==== Information given ====
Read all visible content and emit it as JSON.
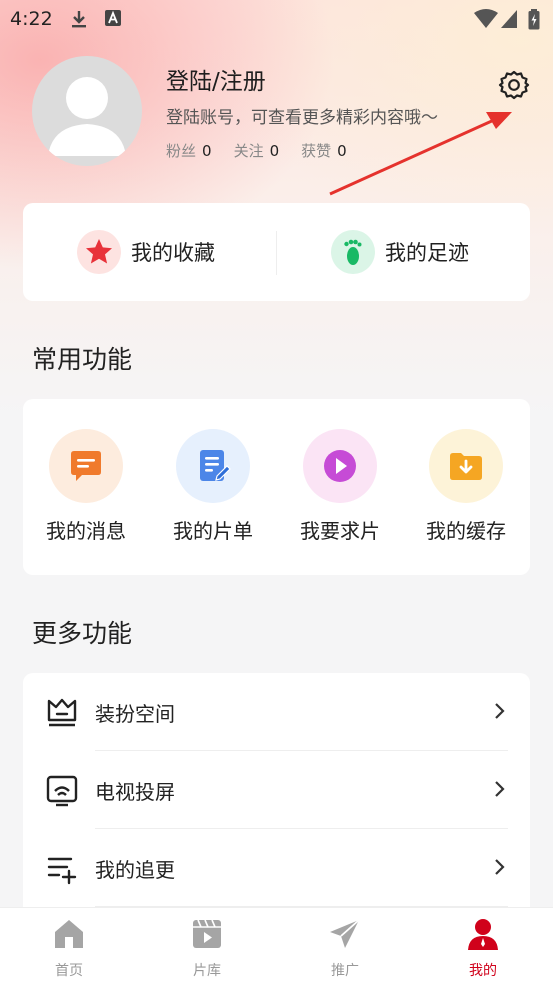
{
  "status_bar": {
    "time": "4:22",
    "icons": [
      "download-icon",
      "a-badge-icon",
      "wifi-icon",
      "signal-icon",
      "battery-icon"
    ]
  },
  "profile": {
    "name": "登陆/注册",
    "tagline": "登陆账号，可查看更多精彩内容哦～",
    "stats": [
      {
        "label": "粉丝",
        "value": "0"
      },
      {
        "label": "关注",
        "value": "0"
      },
      {
        "label": "获赞",
        "value": "0"
      }
    ]
  },
  "quick": [
    {
      "label": "我的收藏",
      "icon": "star-icon"
    },
    {
      "label": "我的足迹",
      "icon": "footprint-icon"
    }
  ],
  "common_title": "常用功能",
  "funcs": [
    {
      "label": "我的消息",
      "icon": "message-icon"
    },
    {
      "label": "我的片单",
      "icon": "playlist-icon"
    },
    {
      "label": "我要求片",
      "icon": "play-icon"
    },
    {
      "label": "我的缓存",
      "icon": "download-folder-icon"
    }
  ],
  "more_title": "更多功能",
  "more": [
    {
      "label": "装扮空间",
      "icon": "crown-icon"
    },
    {
      "label": "电视投屏",
      "icon": "cast-icon"
    },
    {
      "label": "我的追更",
      "icon": "list-add-icon"
    }
  ],
  "tabs": [
    {
      "label": "首页",
      "icon": "home-icon"
    },
    {
      "label": "片库",
      "icon": "film-icon"
    },
    {
      "label": "推广",
      "icon": "paper-plane-icon"
    },
    {
      "label": "我的",
      "icon": "user-icon"
    }
  ],
  "colors": {
    "accent": "#d0021b",
    "annotation_arrow": "#e5322d"
  }
}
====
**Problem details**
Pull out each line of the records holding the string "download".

**Written solution**
      "download-icon",
      "icon": "download-folder-icon"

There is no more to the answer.